- **About this task**: Could you find every line in the records below that contains the word "time" and copy it?

Data extract START

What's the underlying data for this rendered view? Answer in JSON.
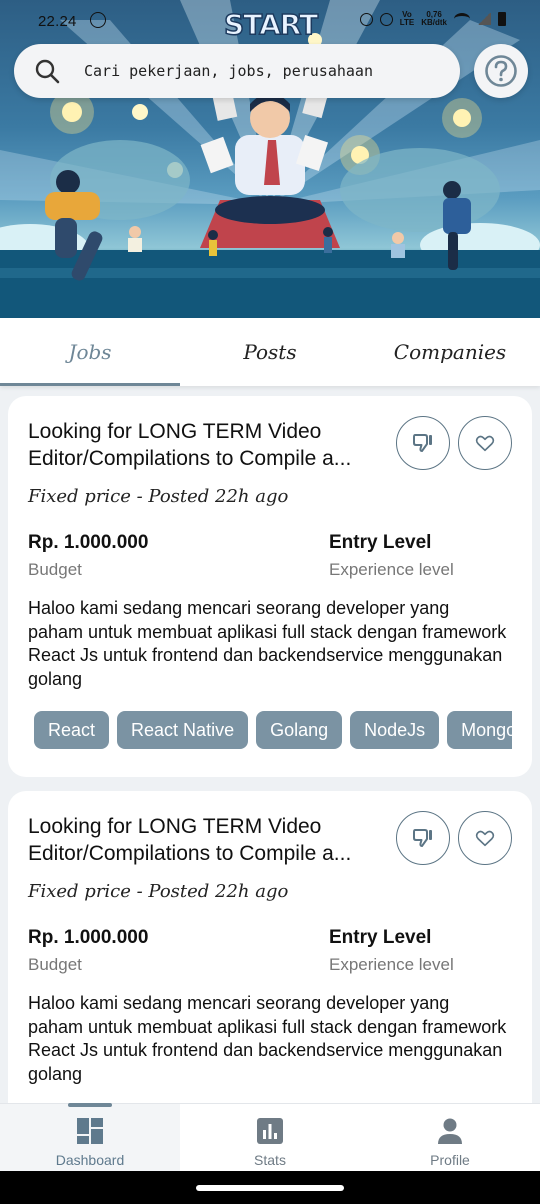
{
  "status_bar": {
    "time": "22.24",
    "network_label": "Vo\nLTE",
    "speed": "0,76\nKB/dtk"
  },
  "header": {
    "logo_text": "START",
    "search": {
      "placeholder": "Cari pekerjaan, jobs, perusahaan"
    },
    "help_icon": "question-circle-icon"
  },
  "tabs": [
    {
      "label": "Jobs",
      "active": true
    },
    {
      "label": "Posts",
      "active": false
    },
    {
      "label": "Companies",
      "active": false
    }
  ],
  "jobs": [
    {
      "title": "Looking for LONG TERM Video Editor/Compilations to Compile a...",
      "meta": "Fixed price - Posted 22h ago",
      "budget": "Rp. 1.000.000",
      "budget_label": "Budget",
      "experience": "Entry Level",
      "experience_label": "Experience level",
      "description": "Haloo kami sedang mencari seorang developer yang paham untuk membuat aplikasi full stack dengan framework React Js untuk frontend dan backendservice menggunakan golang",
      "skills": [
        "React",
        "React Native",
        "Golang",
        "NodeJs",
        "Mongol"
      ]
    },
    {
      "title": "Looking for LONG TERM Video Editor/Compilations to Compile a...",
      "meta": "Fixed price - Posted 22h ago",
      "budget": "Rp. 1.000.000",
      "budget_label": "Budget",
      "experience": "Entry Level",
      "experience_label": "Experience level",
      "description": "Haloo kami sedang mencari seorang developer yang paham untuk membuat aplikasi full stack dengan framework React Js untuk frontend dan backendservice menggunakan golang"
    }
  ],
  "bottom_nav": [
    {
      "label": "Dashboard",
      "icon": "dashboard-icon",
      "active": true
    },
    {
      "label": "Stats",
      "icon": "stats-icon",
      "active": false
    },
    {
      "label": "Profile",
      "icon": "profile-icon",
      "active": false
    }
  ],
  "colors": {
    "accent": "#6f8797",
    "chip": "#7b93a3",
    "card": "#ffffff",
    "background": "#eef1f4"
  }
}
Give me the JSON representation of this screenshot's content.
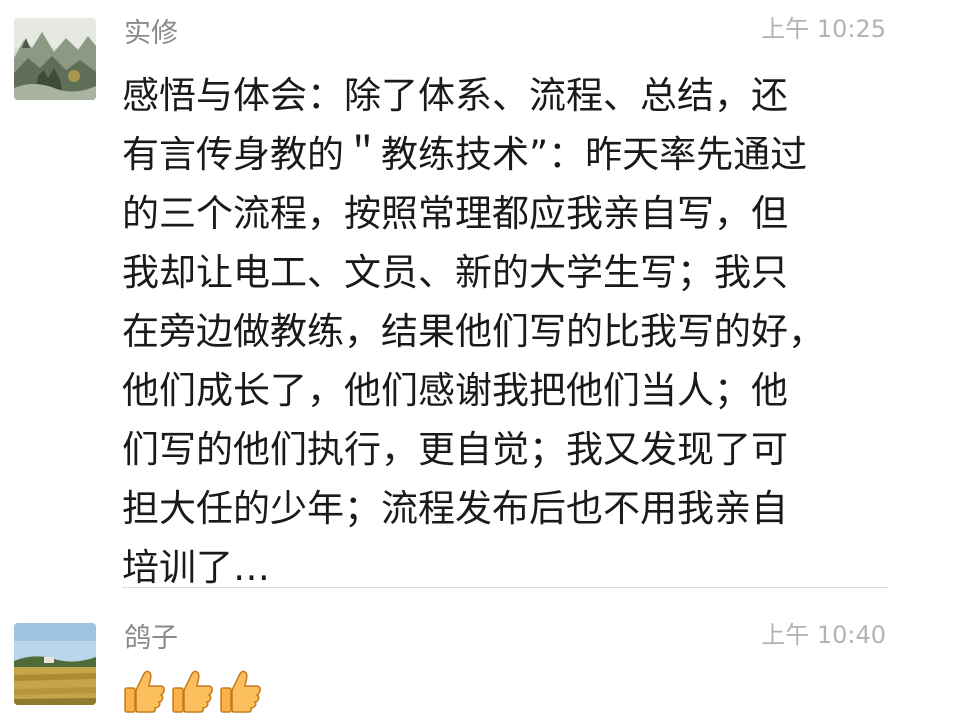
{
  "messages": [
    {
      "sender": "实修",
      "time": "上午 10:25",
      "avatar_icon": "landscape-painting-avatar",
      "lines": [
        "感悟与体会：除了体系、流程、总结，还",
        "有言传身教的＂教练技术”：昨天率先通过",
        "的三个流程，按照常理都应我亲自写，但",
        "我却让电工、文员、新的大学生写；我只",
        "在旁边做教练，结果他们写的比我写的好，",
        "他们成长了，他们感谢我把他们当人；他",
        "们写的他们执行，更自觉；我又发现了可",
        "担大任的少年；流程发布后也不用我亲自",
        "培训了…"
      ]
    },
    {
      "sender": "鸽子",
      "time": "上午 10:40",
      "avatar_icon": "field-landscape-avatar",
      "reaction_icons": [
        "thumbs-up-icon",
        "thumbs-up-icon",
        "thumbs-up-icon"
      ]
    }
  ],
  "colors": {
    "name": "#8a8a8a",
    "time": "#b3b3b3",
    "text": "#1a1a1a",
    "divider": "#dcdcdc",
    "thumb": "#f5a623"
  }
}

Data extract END

- **Answer to this problem**:
    "time": "22.24",
      "time": "上午 10:25",
      "time": "上午 10:40",
    "time": "#b3b3b3",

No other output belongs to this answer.